YOUR GOAL |
Nothing should be left out: repeat all the data exactly.

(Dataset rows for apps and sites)
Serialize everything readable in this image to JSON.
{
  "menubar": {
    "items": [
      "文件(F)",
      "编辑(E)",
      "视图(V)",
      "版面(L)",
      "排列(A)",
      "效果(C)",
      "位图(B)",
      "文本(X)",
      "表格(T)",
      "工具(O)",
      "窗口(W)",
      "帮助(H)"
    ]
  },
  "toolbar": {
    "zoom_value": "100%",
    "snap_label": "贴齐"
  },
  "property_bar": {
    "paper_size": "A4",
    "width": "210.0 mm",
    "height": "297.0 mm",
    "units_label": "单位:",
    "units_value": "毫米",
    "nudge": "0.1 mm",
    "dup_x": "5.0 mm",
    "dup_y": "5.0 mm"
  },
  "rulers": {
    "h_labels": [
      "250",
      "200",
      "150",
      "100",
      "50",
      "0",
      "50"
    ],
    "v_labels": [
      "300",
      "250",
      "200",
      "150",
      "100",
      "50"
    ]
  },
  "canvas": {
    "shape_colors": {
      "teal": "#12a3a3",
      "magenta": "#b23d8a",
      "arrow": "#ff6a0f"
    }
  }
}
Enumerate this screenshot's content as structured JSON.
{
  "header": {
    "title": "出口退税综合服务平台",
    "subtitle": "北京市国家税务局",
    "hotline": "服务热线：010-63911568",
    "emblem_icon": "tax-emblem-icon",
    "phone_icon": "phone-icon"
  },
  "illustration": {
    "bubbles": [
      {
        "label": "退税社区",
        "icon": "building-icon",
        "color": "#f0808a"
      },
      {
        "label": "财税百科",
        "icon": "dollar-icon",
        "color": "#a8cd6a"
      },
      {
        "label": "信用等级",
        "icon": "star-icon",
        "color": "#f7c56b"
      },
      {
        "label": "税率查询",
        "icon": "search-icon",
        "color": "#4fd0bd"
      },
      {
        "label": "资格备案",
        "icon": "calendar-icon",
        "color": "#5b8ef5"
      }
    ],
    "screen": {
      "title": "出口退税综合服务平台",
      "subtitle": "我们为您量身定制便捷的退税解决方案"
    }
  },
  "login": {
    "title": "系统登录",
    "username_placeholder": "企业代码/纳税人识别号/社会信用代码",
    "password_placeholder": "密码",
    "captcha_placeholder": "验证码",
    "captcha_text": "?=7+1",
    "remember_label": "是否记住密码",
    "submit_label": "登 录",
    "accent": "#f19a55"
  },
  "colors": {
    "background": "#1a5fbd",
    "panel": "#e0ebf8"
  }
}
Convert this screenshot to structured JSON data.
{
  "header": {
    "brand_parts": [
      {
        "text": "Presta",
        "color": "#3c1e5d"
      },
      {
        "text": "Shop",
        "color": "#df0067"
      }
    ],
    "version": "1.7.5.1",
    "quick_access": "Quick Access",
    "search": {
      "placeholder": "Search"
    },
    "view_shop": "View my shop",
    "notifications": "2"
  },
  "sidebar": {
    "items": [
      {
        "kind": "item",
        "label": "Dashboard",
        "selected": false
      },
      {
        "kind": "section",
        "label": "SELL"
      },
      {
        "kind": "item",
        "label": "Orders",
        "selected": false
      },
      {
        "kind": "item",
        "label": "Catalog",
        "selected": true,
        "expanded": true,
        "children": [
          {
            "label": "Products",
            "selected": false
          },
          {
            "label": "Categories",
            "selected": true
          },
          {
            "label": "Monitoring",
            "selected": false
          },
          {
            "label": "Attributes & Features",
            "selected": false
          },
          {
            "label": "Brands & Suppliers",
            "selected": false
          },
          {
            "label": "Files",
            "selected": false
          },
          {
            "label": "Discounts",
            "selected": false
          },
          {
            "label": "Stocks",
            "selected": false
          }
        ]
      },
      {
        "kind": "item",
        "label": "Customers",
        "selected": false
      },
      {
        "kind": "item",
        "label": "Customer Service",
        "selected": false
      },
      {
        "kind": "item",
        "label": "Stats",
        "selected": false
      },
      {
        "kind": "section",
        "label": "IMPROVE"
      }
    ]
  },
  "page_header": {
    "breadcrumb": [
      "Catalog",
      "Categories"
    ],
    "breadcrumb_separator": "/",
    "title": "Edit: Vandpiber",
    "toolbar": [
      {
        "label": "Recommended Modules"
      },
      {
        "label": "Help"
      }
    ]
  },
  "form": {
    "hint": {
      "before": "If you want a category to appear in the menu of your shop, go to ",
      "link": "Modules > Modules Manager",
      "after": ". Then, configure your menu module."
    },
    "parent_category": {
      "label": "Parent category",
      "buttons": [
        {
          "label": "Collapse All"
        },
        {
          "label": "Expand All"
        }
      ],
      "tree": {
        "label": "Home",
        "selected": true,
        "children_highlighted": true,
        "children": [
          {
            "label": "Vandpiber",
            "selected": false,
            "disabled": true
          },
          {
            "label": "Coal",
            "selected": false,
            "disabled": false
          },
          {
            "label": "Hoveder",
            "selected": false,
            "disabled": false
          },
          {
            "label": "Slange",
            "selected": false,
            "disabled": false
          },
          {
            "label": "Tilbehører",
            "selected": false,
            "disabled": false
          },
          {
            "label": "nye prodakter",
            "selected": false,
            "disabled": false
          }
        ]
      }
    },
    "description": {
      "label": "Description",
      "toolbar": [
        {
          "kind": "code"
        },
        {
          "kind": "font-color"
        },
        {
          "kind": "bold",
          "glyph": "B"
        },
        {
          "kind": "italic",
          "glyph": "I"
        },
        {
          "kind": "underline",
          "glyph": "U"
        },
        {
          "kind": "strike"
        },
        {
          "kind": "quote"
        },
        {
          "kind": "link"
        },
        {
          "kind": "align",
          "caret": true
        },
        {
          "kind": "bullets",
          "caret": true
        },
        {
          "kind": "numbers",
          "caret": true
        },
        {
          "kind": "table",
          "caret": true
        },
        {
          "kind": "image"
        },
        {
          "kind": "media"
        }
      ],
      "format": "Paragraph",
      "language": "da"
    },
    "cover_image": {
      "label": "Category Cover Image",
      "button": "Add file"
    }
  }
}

WRITTEN SOLUTION |
Serialize everything readable in this image to JSON.
{
  "menubar": {
    "items": [
      "文件(F)",
      "编辑(E)",
      "视图(V)",
      "版面(L)",
      "排列(A)",
      "效果(C)",
      "位图(B)",
      "文本(X)",
      "表格(T)",
      "工具(O)",
      "窗口(W)",
      "帮助(H)"
    ]
  },
  "toolbar": {
    "zoom_value": "100%",
    "snap_label": "贴齐"
  },
  "property_bar": {
    "paper_size": "A4",
    "width": "210.0 mm",
    "height": "297.0 mm",
    "units_label": "单位:",
    "units_value": "毫米",
    "nudge": "0.1 mm",
    "dup_x": "5.0 mm",
    "dup_y": "5.0 mm"
  },
  "rulers": {
    "h_labels": [
      "250",
      "200",
      "150",
      "100",
      "50",
      "0",
      "50"
    ],
    "v_labels": [
      "300",
      "250",
      "200",
      "150",
      "100",
      "50"
    ]
  },
  "canvas": {
    "shape_colors": {
      "teal": "#12a3a3",
      "magenta": "#b23d8a",
      "arrow": "#ff6a0f"
    }
  }
}
Enumerate this screenshot's content as structured JSON.
{
  "header": {
    "title": "出口退税综合服务平台",
    "subtitle": "北京市国家税务局",
    "hotline": "服务热线：010-63911568",
    "emblem_icon": "tax-emblem-icon",
    "phone_icon": "phone-icon"
  },
  "illustration": {
    "bubbles": [
      {
        "label": "退税社区",
        "icon": "building-icon",
        "color": "#f0808a"
      },
      {
        "label": "财税百科",
        "icon": "dollar-icon",
        "color": "#a8cd6a"
      },
      {
        "label": "信用等级",
        "icon": "star-icon",
        "color": "#f7c56b"
      },
      {
        "label": "税率查询",
        "icon": "search-icon",
        "color": "#4fd0bd"
      },
      {
        "label": "资格备案",
        "icon": "calendar-icon",
        "color": "#5b8ef5"
      }
    ],
    "screen": {
      "title": "出口退税综合服务平台",
      "subtitle": "我们为您量身定制便捷的退税解决方案"
    }
  },
  "login": {
    "title": "系统登录",
    "username_placeholder": "企业代码/纳税人识别号/社会信用代码",
    "password_placeholder": "密码",
    "captcha_placeholder": "验证码",
    "captcha_text": "?=7+1",
    "remember_label": "是否记住密码",
    "submit_label": "登 录",
    "accent": "#f19a55"
  },
  "colors": {
    "background": "#1a5fbd",
    "panel": "#e0ebf8"
  }
}
Convert this screenshot to structured JSON data.
{
  "header": {
    "brand_parts": [
      {
        "text": "Presta",
        "color": "#3c1e5d"
      },
      {
        "text": "Shop",
        "color": "#df0067"
      }
    ],
    "version": "1.7.5.1",
    "quick_access": "Quick Access",
    "search": {
      "placeholder": "Search"
    },
    "view_shop": "View my shop",
    "notifications": "2"
  },
  "sidebar": {
    "items": [
      {
        "kind": "item",
        "label": "Dashboard",
        "selected": false
      },
      {
        "kind": "section",
        "label": "SELL"
      },
      {
        "kind": "item",
        "label": "Orders",
        "selected": false
      },
      {
        "kind": "item",
        "label": "Catalog",
        "selected": true,
        "expanded": true,
        "children": [
          {
            "label": "Products",
            "selected": false
          },
          {
            "label": "Categories",
            "selected": true
          },
          {
            "label": "Monitoring",
            "selected": false
          },
          {
            "label": "Attributes & Features",
            "selected": false
          },
          {
            "label": "Brands & Suppliers",
            "selected": false
          },
          {
            "label": "Files",
            "selected": false
          },
          {
            "label": "Discounts",
            "selected": false
          },
          {
            "label": "Stocks",
            "selected": false
          }
        ]
      },
      {
        "kind": "item",
        "label": "Customers",
        "selected": false
      },
      {
        "kind": "item",
        "label": "Customer Service",
        "selected": false
      },
      {
        "kind": "item",
        "label": "Stats",
        "selected": false
      },
      {
        "kind": "section",
        "label": "IMPROVE"
      }
    ]
  },
  "page_header": {
    "breadcrumb": [
      "Catalog",
      "Categories"
    ],
    "breadcrumb_separator": "/",
    "title": "Edit: Vandpiber",
    "toolbar": [
      {
        "label": "Recommended Modules"
      },
      {
        "label": "Help"
      }
    ]
  },
  "form": {
    "hint": {
      "before": "If you want a category to appear in the menu of your shop, go to ",
      "link": "Modules > Modules Manager",
      "after": ". Then, configure your menu module."
    },
    "parent_category": {
      "label": "Parent category",
      "buttons": [
        {
          "label": "Collapse All"
        },
        {
          "label": "Expand All"
        }
      ],
      "tree": {
        "label": "Home",
        "selected": true,
        "children_highlighted": true,
        "children": [
          {
            "label": "Vandpiber",
            "selected": false,
            "disabled": true
          },
          {
            "label": "Coal",
            "selected": false,
            "disabled": false
          },
          {
            "label": "Hoveder",
            "selected": false,
            "disabled": false
          },
          {
            "label": "Slange",
            "selected": false,
            "disabled": false
          },
          {
            "label": "Tilbehører",
            "selected": false,
            "disabled": false
          },
          {
            "label": "nye prodakter",
            "selected": false,
            "disabled": false
          }
        ]
      }
    },
    "description": {
      "label": "Description",
      "toolbar": [
        {
          "kind": "code"
        },
        {
          "kind": "font-color"
        },
        {
          "kind": "bold",
          "glyph": "B"
        },
        {
          "kind": "italic",
          "glyph": "I"
        },
        {
          "kind": "underline",
          "glyph": "U"
        },
        {
          "kind": "strike"
        },
        {
          "kind": "quote"
        },
        {
          "kind": "link"
        },
        {
          "kind": "align",
          "caret": true
        },
        {
          "kind": "bullets",
          "caret": true
        },
        {
          "kind": "numbers",
          "caret": true
        },
        {
          "kind": "table",
          "caret": true
        },
        {
          "kind": "image"
        },
        {
          "kind": "media"
        }
      ],
      "format": "Paragraph",
      "language": "da"
    },
    "cover_image": {
      "label": "Category Cover Image",
      "button": "Add file"
    }
  }
}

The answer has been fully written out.